Thoughts on male violence following the Pistorius trial
Pistorius’ sentencing is complete. I’m outraged. I’m angry. Sian Norris wrote a piece for The Independent last week that echoed my thoughts on how society values men’s lives over women’s, which is why when I checked my Twitter feed for an update at work today those feelings were not accompanied by surprise. I knew it was coming.
Following the sentence, The Independent tweeted a link to an article by Karen Ingala Smith entitled Remember Reeva Steenkamp, and the thousands of other women killed by men every year, another article that resonated strongly with my personal views. The replies to the tweet, however, did not. There were numerous comments labelling the article sexist, calling for recognition of female-perpetrated violence against men, and even comments dismissing the importance of gender entirely.
Let’s get one thing straight: male violence against women and girls is a global phenomenon. That does NOT mean that women aren’t violent or that men are never victims. Of course they are, and feminist writing on the topic does not suggest that, as much as people like to interpret otherwise. My first thought was that maybe the commenters hadn’t actually read the article, because how could they disagree when faced with such compelling evidence? Perhaps those particular tweeters didn’t bother to read the article, perhaps they were just internet trolls with nothing better to do. But still, I can’t stop wondering why there is such a reluctance to accept that male violence is a problem or, when it is acknowledged, a tendency to minimise it (#NotAllMen springs to mind).

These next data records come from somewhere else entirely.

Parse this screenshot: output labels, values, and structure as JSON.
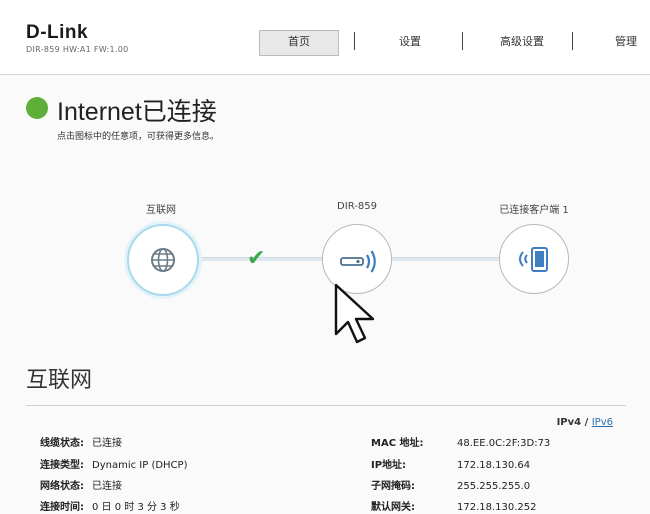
{
  "header": {
    "brand": "D-Link",
    "model_line": "DIR-859   HW:A1   FW:1.00",
    "nav": {
      "home": "首页",
      "settings": "设置",
      "advanced": "高级设置",
      "manage": "管理"
    }
  },
  "status": {
    "title": "Internet已连接",
    "subtitle": "点击图标中的任意项，可获得更多信息。",
    "dot_color": "#5fae3a"
  },
  "topology": {
    "internet_label": "互联网",
    "router_label": "DIR-859",
    "clients_label": "已连接客户端  1",
    "internet_icon": "globe-icon",
    "router_icon": "router-wifi-icon",
    "clients_icon": "tablet-wifi-icon",
    "link_status_icon": "check-icon",
    "check_glyph": "✔",
    "accent_color": "#3aa94a"
  },
  "internet_section": {
    "title": "互联网",
    "ip_versions": {
      "v4": "IPv4",
      "sep": "/",
      "v6": "IPv6"
    },
    "left": [
      {
        "key": "线缆状态:",
        "value": "已连接"
      },
      {
        "key": "连接类型:",
        "value": "Dynamic IP (DHCP)"
      },
      {
        "key": "网络状态:",
        "value": "已连接"
      },
      {
        "key": "连接时间:",
        "value": "0 日 0 时 3 分 3 秒"
      }
    ],
    "right": [
      {
        "key": "MAC 地址:",
        "value": "48.EE.0C:2F:3D:73"
      },
      {
        "key": "IP地址:",
        "value": "172.18.130.64"
      },
      {
        "key": "子网掩码:",
        "value": "255.255.255.0"
      },
      {
        "key": "默认网关:",
        "value": "172.18.130.252"
      }
    ]
  }
}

The optimist in me wants to believe that discussion of the trial can be used as a platform to highlight the extent of male violence against women and girls and to expose the structures in our society that allow it to happen. Perhaps the media frenzy surrounding Reeva Steenkamp’s death due to Pistorius’s celebrity status make that difficult to achieve. But let’s look a little closer to home. So far in 2014, 118 women in the UK are known to have died through suspected male violence. 118. Unless you actively seek this information out, you’re not likely to know it. It’s not something that appears on the front pages of the newspapers. Generally, their deaths are only reported in local newspapers. Much like child deaths (around 50 children per year die at the hands of their caregivers in the UK), the mainstream media decides which deaths are worth reporting on and how many column inches they should be given.
As a student social worker in a child protection team, I don’t need to look to the media or elsewhere to appreciate the extent of male violence against women and girls. In social work, children witnessing domestic abuse are considered at risk of emotional harm. In the local authority I am placed in, emotional abuse is the highest category of child protection plans because of this. Nearly all of my cases involve domestic abuse. The number of women who have their children removed from their care because of a ‘failure to protect’ their children from male violence in a system that offers victims very little support and lacks strong legislation against domestic abuse makes me extremely uncomfortable and I hope it is something I never have to do.
Unless you’ve been living under a rock, there have been many high-profile news stories linked to male violence against women and girls during 2014 across the globe: the Rotherham child sexual exploitation scandal, Boko Haram’s abduction of 200 Nigerian schoolgirls, the NFL’s Ray Rice punching his fiancée Janay Palmer. None of these issues were given the coverage I would like and the gendered approach that is so needed is often missing, but they were pretty hard to miss. Male violence against women and girls is everywhere.